[Data records]
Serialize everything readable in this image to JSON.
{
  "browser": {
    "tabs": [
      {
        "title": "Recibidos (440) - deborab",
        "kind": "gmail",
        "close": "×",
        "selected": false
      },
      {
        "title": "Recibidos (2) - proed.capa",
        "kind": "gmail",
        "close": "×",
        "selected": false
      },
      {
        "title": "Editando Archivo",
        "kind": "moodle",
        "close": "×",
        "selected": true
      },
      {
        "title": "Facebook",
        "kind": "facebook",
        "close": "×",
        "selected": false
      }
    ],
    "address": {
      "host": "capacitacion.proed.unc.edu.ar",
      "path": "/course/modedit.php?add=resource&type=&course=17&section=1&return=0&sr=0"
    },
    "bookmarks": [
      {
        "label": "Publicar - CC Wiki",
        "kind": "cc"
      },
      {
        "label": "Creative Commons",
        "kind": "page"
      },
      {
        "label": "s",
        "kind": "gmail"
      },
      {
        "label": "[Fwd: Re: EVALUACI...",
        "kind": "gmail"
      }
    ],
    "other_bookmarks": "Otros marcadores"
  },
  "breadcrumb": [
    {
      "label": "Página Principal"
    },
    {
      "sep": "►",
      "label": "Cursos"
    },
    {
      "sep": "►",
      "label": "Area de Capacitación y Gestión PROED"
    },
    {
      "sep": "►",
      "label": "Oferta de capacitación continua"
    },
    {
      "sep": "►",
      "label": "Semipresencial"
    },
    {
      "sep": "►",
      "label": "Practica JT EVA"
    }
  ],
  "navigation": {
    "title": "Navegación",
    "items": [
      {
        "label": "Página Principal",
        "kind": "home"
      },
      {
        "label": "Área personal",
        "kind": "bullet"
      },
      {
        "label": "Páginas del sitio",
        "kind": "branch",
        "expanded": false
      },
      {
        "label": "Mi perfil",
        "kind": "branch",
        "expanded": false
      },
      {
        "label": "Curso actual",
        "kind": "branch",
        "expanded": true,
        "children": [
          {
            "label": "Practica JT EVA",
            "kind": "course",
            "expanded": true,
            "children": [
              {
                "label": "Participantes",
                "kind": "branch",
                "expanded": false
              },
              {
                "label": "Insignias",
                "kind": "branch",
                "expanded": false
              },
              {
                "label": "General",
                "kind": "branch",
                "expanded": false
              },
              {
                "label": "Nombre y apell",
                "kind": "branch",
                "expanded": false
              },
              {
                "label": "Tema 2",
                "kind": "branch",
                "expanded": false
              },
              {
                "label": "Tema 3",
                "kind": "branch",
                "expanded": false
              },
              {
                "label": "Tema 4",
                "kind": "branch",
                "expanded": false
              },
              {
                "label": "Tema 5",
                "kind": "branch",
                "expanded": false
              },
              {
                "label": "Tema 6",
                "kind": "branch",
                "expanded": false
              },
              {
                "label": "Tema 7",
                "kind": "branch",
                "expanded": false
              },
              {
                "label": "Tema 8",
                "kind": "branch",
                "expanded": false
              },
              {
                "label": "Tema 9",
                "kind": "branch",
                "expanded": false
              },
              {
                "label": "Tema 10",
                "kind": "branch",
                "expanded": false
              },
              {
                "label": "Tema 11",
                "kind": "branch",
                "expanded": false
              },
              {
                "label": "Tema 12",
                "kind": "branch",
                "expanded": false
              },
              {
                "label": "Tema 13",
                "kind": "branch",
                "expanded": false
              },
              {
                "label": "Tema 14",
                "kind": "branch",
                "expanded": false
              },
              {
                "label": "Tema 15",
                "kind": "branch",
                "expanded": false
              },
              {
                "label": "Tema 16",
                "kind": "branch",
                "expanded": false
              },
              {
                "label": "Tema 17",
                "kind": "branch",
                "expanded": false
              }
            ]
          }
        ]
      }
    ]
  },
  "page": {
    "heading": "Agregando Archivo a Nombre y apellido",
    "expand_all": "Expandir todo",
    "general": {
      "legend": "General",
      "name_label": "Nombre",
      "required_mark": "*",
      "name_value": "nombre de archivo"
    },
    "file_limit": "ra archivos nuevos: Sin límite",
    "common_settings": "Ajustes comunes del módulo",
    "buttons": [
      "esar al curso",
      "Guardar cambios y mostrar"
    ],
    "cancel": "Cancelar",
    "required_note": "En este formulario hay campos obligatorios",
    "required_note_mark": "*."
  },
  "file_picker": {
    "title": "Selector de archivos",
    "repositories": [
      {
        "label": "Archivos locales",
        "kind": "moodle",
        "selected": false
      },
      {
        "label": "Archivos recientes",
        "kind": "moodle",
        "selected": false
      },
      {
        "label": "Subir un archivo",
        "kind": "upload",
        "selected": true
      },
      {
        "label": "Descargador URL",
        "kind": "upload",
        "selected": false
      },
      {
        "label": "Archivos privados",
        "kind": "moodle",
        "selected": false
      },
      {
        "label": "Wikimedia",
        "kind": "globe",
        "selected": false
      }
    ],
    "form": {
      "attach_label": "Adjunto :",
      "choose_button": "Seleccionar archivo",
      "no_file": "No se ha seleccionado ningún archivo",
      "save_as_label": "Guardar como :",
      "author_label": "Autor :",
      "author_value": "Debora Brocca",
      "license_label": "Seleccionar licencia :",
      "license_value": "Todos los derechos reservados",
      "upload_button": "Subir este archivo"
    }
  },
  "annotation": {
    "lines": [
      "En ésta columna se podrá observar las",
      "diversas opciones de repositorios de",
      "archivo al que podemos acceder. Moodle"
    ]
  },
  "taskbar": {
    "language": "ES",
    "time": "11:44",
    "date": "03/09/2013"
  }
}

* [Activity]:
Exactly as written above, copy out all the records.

* [Written solution]:
Serialize everything readable in this image to JSON.
{
  "browser": {
    "tabs": [
      {
        "title": "Recibidos (440) - deborab",
        "kind": "gmail",
        "close": "×",
        "selected": false
      },
      {
        "title": "Recibidos (2) - proed.capa",
        "kind": "gmail",
        "close": "×",
        "selected": false
      },
      {
        "title": "Editando Archivo",
        "kind": "moodle",
        "close": "×",
        "selected": true
      },
      {
        "title": "Facebook",
        "kind": "facebook",
        "close": "×",
        "selected": false
      }
    ],
    "address": {
      "host": "capacitacion.proed.unc.edu.ar",
      "path": "/course/modedit.php?add=resource&type=&course=17&section=1&return=0&sr=0"
    },
    "bookmarks": [
      {
        "label": "Publicar - CC Wiki",
        "kind": "cc"
      },
      {
        "label": "Creative Commons",
        "kind": "page"
      },
      {
        "label": "s",
        "kind": "gmail"
      },
      {
        "label": "[Fwd: Re: EVALUACI...",
        "kind": "gmail"
      }
    ],
    "other_bookmarks": "Otros marcadores"
  },
  "breadcrumb": [
    {
      "label": "Página Principal"
    },
    {
      "sep": "►",
      "label": "Cursos"
    },
    {
      "sep": "►",
      "label": "Area de Capacitación y Gestión PROED"
    },
    {
      "sep": "►",
      "label": "Oferta de capacitación continua"
    },
    {
      "sep": "►",
      "label": "Semipresencial"
    },
    {
      "sep": "►",
      "label": "Practica JT EVA"
    }
  ],
  "navigation": {
    "title": "Navegación",
    "items": [
      {
        "label": "Página Principal",
        "kind": "home"
      },
      {
        "label": "Área personal",
        "kind": "bullet"
      },
      {
        "label": "Páginas del sitio",
        "kind": "branch",
        "expanded": false
      },
      {
        "label": "Mi perfil",
        "kind": "branch",
        "expanded": false
      },
      {
        "label": "Curso actual",
        "kind": "branch",
        "expanded": true,
        "children": [
          {
            "label": "Practica JT EVA",
            "kind": "course",
            "expanded": true,
            "children": [
              {
                "label": "Participantes",
                "kind": "branch",
                "expanded": false
              },
              {
                "label": "Insignias",
                "kind": "branch",
                "expanded": false
              },
              {
                "label": "General",
                "kind": "branch",
                "expanded": false
              },
              {
                "label": "Nombre y apell",
                "kind": "branch",
                "expanded": false
              },
              {
                "label": "Tema 2",
                "kind": "branch",
                "expanded": false
              },
              {
                "label": "Tema 3",
                "kind": "branch",
                "expanded": false
              },
              {
                "label": "Tema 4",
                "kind": "branch",
                "expanded": false
              },
              {
                "label": "Tema 5",
                "kind": "branch",
                "expanded": false
              },
              {
                "label": "Tema 6",
                "kind": "branch",
                "expanded": false
              },
              {
                "label": "Tema 7",
                "kind": "branch",
                "expanded": false
              },
              {
                "label": "Tema 8",
                "kind": "branch",
                "expanded": false
              },
              {
                "label": "Tema 9",
                "kind": "branch",
                "expanded": false
              },
              {
                "label": "Tema 10",
                "kind": "branch",
                "expanded": false
              },
              {
                "label": "Tema 11",
                "kind": "branch",
                "expanded": false
              },
              {
                "label": "Tema 12",
                "kind": "branch",
                "expanded": false
              },
              {
                "label": "Tema 13",
                "kind": "branch",
                "expanded": false
              },
              {
                "label": "Tema 14",
                "kind": "branch",
                "expanded": false
              },
              {
                "label": "Tema 15",
                "kind": "branch",
                "expanded": false
              },
              {
                "label": "Tema 16",
                "kind": "branch",
                "expanded": false
              },
              {
                "label": "Tema 17",
                "kind": "branch",
                "expanded": false
              }
            ]
          }
        ]
      }
    ]
  },
  "page": {
    "heading": "Agregando Archivo a Nombre y apellido",
    "expand_all": "Expandir todo",
    "general": {
      "legend": "General",
      "name_label": "Nombre",
      "required_mark": "*",
      "name_value": "nombre de archivo"
    },
    "file_limit": "ra archivos nuevos: Sin límite",
    "common_settings": "Ajustes comunes del módulo",
    "buttons": [
      "esar al curso",
      "Guardar cambios y mostrar"
    ],
    "cancel": "Cancelar",
    "required_note": "En este formulario hay campos obligatorios",
    "required_note_mark": "*."
  },
  "file_picker": {
    "title": "Selector de archivos",
    "repositories": [
      {
        "label": "Archivos locales",
        "kind": "moodle",
        "selected": false
      },
      {
        "label": "Archivos recientes",
        "kind": "moodle",
        "selected": false
      },
      {
        "label": "Subir un archivo",
        "kind": "upload",
        "selected": true
      },
      {
        "label": "Descargador URL",
        "kind": "upload",
        "selected": false
      },
      {
        "label": "Archivos privados",
        "kind": "moodle",
        "selected": false
      },
      {
        "label": "Wikimedia",
        "kind": "globe",
        "selected": false
      }
    ],
    "form": {
      "attach_label": "Adjunto :",
      "choose_button": "Seleccionar archivo",
      "no_file": "No se ha seleccionado ningún archivo",
      "save_as_label": "Guardar como :",
      "author_label": "Autor :",
      "author_value": "Debora Brocca",
      "license_label": "Seleccionar licencia :",
      "license_value": "Todos los derechos reservados",
      "upload_button": "Subir este archivo"
    }
  },
  "annotation": {
    "lines": [
      "En ésta columna se podrá observar las",
      "diversas opciones de repositorios de",
      "archivo al que podemos acceder. Moodle"
    ]
  },
  "taskbar": {
    "language": "ES",
    "time": "11:44",
    "date": "03/09/2013"
  }
}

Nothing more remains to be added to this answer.